Finally, I got assigned a big project. It was to shoot the state of municipal hospitals in Mumbai. I did that but ended up testing positive for Covid19. Luckily, I had to quarantine at home, and I was fine within a few weeks. Soon after I started feeling better, I began making portraits of people on an iPhone, while video conferencing them. This wasn’t for any monetary benefit but just to create something new. You know there was a lot of pressure on us ‘creative’ people to also keep creating. I shot a lot of photo stories of everyday objects and posted them on social media, but it was stressful after a while. On some days, I just lay down, curled up with a book, without the phone or the camera next to me all day.
When I felt like I was getting too lazy, I thought of giving classes for basic photography skills for children 15 years and up for a fee. Online classes aren’t fun at all. I would want to be in front of students to show them different parts of the camera, accompany them to different locations as they shoot, help them set up angles, but I’m helpless now. Everything has to be on screen and my teaching has to be crafted accordingly. I’m not sure how much students are learning but nobody’s dropped out yet which I’m guessing is a good sign.
As told to Anubhuti Matta.

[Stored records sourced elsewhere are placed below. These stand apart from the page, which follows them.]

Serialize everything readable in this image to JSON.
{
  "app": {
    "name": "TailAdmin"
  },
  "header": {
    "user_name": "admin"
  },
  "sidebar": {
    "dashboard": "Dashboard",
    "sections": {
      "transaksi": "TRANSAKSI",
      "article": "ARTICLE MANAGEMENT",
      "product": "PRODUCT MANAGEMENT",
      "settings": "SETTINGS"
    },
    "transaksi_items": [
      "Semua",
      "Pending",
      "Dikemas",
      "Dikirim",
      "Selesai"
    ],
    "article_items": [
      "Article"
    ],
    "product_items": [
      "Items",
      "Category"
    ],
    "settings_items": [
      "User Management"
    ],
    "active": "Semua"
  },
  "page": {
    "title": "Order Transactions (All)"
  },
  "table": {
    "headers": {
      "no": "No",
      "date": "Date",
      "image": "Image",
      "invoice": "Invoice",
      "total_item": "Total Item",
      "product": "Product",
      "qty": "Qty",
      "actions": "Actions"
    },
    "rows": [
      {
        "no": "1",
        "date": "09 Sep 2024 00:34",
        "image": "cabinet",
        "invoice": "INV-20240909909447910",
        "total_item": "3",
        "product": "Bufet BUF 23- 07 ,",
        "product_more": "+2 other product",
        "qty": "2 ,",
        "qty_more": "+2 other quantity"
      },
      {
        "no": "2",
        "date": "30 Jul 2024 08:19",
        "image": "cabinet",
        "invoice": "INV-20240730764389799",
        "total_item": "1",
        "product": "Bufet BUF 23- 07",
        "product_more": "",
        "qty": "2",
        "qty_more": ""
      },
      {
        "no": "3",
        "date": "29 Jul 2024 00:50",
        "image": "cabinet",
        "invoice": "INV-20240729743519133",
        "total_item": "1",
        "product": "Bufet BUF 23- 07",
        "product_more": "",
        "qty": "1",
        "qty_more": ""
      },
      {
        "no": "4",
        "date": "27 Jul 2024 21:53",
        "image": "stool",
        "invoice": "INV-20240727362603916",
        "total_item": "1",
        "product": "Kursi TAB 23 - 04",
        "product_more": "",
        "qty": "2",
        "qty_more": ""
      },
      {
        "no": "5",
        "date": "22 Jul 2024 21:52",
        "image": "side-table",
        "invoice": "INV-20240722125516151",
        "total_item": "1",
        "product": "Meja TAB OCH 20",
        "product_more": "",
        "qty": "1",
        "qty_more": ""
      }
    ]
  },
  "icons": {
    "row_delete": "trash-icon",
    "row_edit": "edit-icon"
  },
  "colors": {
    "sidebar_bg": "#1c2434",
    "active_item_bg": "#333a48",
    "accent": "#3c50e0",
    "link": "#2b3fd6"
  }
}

I read all of the articles by this author. They are really concise and exciting. I’m also fond of people who can combine their hobbies and work like online courses.